Recently, conservatives have also fielded primary challengers against incumbent Republicans who they felt were not conservative enough. For example, in 2004, Rep. Pat Toomey (R-PA) challenged Sen. Arlen Specter (R-PA) with the aid of the conservative Club for Growth. In its endorsement of Toomey, the Club for Growth wrote that a vote for Toomey over Specter “would send a powerful message to the Republican in Name Only (”RINO") Republicans that your time has come and gone." Toomey received 49 percent of the primary vote to Specter's 51 percent. According to an April 28, 2004, Associated Press report, the Club for Growth listed Specter as its No. 1 target that year and spent almost $2 million dollars trying to unseat him. Other conservatives, such as Sen. Rick Santorum (R-PA) and President Bush, campaigned and supported Specter against Toomey's challenge. The Club for Growth's political action committee is currently backing conservative Steve Laffey's bid to oust Sen. Lincoln Chafee (R-RI) in a September 2006 primary.

Despite being Time's “most liberal commentator,” Klein wrote on the Huffington Post weblog that the “left wing” of the Democratic Party has a “hate America tendency,” as Media Matters for America noted. He has also argued that White House senior aide Karl Rove's 2006 campaign strategy will “be aided by those on the noisome left who believe that the U.S. is a malignant, imperialistic force in the world” and singled out three prominent African-American House Democrats -- Reps. John Conyers (D-MI), Charles Rangel (D-NY), and Alcee Hastings (D-FL) -- as particularly susceptible to such attacks. Klein has also lavished praise upon Bush for standing by his “deeply held” position on immigration and consistently opposing his own party's base -- despite the White House's apparent change of position on controversial immigration provisions that would have facilitated criminal prosecutions of illegal immigrants.

From Klein's June 3 “web-exclusive” column on Time.com:

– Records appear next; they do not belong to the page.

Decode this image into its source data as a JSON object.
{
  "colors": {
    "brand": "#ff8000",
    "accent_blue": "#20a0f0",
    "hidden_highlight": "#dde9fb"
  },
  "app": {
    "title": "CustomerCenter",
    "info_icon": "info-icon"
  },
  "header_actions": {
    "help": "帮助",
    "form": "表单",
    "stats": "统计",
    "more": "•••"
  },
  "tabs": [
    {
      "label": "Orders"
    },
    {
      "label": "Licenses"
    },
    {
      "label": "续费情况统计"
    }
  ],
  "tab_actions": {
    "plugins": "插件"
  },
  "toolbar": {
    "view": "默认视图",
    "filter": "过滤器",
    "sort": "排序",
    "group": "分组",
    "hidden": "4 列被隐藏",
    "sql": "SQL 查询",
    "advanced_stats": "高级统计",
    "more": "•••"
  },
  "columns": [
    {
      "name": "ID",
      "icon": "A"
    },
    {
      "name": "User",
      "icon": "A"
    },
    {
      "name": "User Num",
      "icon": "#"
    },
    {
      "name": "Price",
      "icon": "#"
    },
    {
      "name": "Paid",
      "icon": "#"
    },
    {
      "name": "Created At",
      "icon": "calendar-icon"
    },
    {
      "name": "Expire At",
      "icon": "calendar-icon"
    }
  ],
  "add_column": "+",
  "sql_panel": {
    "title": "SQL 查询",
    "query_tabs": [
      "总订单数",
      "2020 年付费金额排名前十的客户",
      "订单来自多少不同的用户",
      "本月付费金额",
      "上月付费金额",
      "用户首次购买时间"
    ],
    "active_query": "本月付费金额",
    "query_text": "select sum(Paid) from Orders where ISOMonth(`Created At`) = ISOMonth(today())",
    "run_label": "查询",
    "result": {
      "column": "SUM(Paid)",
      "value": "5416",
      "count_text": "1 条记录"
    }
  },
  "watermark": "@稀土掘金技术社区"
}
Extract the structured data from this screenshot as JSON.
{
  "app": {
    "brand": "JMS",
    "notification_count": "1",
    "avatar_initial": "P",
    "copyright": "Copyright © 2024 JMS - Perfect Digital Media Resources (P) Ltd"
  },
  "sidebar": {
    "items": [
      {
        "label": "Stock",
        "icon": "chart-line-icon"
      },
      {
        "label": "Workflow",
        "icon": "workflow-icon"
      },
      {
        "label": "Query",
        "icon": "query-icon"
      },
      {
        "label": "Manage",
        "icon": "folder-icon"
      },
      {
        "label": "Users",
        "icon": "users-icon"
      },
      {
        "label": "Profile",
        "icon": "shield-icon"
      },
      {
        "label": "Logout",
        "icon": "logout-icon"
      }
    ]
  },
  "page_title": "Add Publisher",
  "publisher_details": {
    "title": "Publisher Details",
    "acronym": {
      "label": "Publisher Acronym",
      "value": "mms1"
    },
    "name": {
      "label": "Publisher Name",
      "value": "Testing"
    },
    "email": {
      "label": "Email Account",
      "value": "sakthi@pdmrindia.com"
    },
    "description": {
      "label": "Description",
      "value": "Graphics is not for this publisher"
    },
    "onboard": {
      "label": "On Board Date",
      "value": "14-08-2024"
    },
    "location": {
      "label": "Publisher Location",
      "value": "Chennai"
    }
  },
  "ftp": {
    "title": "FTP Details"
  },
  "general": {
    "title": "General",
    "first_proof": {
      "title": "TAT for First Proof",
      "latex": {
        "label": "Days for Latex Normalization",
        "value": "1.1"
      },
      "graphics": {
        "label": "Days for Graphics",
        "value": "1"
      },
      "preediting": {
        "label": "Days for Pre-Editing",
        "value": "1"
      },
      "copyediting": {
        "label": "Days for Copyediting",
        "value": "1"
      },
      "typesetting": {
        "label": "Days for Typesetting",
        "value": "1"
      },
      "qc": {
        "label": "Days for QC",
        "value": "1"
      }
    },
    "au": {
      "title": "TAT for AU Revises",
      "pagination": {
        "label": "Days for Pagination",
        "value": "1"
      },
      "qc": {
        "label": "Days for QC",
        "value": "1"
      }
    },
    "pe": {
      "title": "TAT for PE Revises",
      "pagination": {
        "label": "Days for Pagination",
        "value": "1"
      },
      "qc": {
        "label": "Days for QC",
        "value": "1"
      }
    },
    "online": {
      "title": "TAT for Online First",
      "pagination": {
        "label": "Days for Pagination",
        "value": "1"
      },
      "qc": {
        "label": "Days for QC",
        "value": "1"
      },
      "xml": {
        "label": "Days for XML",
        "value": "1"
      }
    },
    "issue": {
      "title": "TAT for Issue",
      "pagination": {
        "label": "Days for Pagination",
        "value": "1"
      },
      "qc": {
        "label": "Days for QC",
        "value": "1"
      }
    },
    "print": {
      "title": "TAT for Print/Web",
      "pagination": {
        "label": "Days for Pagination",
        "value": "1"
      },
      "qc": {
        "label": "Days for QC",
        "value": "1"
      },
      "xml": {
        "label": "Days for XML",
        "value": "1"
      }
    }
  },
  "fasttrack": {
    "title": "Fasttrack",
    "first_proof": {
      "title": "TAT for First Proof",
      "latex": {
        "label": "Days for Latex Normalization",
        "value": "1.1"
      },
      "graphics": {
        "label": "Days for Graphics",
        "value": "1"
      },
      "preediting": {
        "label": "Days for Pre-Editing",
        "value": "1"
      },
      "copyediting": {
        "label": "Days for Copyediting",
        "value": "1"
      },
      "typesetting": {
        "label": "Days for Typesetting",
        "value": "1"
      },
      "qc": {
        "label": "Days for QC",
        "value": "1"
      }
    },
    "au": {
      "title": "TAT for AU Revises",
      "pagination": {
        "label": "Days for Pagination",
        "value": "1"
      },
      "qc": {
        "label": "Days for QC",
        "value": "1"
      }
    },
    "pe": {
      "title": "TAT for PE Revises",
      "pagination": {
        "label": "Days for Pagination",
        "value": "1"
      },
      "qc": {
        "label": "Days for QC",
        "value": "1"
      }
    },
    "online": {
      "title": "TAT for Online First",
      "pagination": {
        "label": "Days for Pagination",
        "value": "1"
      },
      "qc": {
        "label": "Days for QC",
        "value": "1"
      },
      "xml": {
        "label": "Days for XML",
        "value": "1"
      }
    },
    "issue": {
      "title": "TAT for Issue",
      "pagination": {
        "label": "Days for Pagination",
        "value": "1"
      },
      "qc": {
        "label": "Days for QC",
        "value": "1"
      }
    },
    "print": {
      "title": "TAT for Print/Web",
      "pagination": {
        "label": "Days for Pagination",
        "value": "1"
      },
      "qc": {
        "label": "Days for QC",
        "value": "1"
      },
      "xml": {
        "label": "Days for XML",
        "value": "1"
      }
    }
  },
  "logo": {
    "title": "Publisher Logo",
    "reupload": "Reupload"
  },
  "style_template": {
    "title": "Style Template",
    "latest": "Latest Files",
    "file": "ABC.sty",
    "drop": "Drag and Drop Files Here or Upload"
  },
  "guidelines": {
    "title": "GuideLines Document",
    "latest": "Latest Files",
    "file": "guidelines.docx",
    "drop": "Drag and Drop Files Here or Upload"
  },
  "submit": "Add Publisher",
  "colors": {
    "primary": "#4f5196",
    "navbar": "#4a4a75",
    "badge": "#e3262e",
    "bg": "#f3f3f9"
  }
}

Webb is a political amateur, and party pros consider him “undisciplined.” That means he hates fund raising and isn't very comfortable with the backroom coddling of special interests that is a dismally essential part of the job. He entered the race late and precipitately. His answers are sketchy on some domestic-policy issues; Miller has a Washington insider's grasp of issues like education and tax policy, as the Washington Post pointed out in an endorsement editorial last week. Indeed, Webb may be in serious trouble in the primary. A minuscule turnout is expected, less than 5% of the electorate, and Miller has been working his way through the traditional Democratic constituencies -- abortion-rights activists, teachers' unions and minorities -- like a threshing machine. “We have one candidate who is appealing and undisciplined and another who is disciplined and unappealing,” a prominent Democrat told me. “It's a real problem.” It is more than that: a campaign that will help determine whether Democrats have the expansive soul to become a majority party once more. Liberals hunt down heretics, Michael Kinsley once wrote, while conservatives happily chase converts. Webb is a convert in a party that mistrusts converts. His candidacy is a litmus test for a party that loves litmus tests.